At least for now, those are still being driven by people, Hare said. And those people need rest, which means an increase in demand for parking for tractor trailer trucks.
He said you can already see a significant number of trucks lined up overnight at rest stations and sometimes even on the shoulders of highways. And the demand is only going to grow.
“It’s a safety issue to find such places for where they can park,” he said.
PennDOT and other partners in the transportation and freight industry want to find a plan to determine how to deal with that growing truck traffic and parking in the safest, easiest and most economical manner possible.
“We don’t believe it can be solved by PennDOT alone,” Hare said.
The request for information, which can be found on the website www.P3.pa.gov, asks a number of questions about how the private sector can partner with PennDOT to improve access to parking for big rigs.
< What is the private sector’s role in solving the truck parking problem, including issues related to public awareness?
< What are the primary elements needed in a successful truck parking area and how can truck drivers be attracted to privately owned/operated parking facilities?
The deadline to take the survey and offer suggestions is Dec. 12.
“We’re going to take that information and look at the ideas to help steer us to respond to the challenge,” Bonini said.
Hare said there are a number of issues to look at when adapting to the need for more truck parking.
Some are institutional, such as looking at zoning issues to assure the state is providing adequate and accessible parking.
The need for parking will also need to be addressed. Property owners and existing truck-stop operators can likely assist in those talks.
But another important issue on the table is technology, Hare said. Technology can be used by truck operators to find where and when parking can be found along a route so trips with safe stopovers can be planned in advance.

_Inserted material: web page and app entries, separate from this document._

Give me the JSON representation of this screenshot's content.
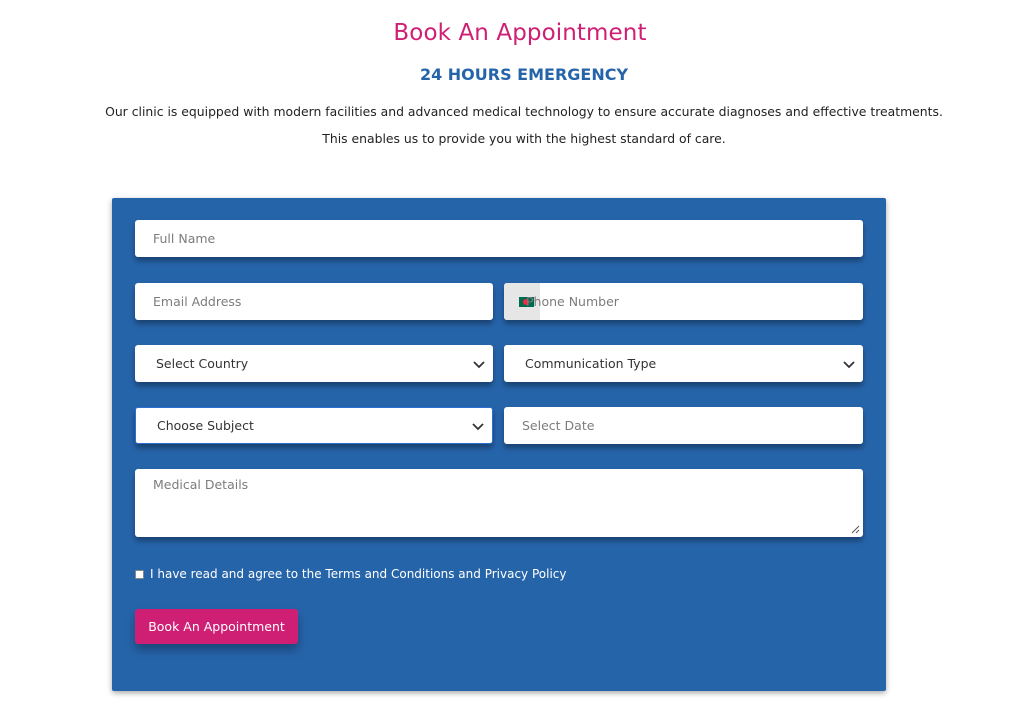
{
  "header": {
    "title": "Book An Appointment",
    "subtitle": "24 HOURS EMERGENCY",
    "intro_line1": "Our clinic is equipped with modern facilities and advanced medical technology to ensure accurate diagnoses and effective treatments.",
    "intro_line2": "This enables us to provide you with the highest standard of care."
  },
  "form": {
    "full_name_placeholder": "Full Name",
    "email_placeholder": "Email Address",
    "phone_placeholder": "Phone Number",
    "country_selected": "Select Country",
    "communication_selected": "Communication Type",
    "subject_selected": "Choose Subject",
    "date_placeholder": "Select Date",
    "medical_placeholder": "Medical Details",
    "terms_label": "I have read and agree to the Terms and Conditions and Privacy Policy",
    "submit_label": "Book An Appointment"
  },
  "colors": {
    "brand_pink": "#cf1f74",
    "brand_blue": "#2664aa"
  },
  "icons": {
    "chevron": "chevron-down-icon",
    "flag": "bangladesh-flag-icon",
    "resize": "resize-handle-icon"
  }
}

He says apps already are available that provide such assistance, but there are even more ways to explore how technology can help ease the truck-parking burden.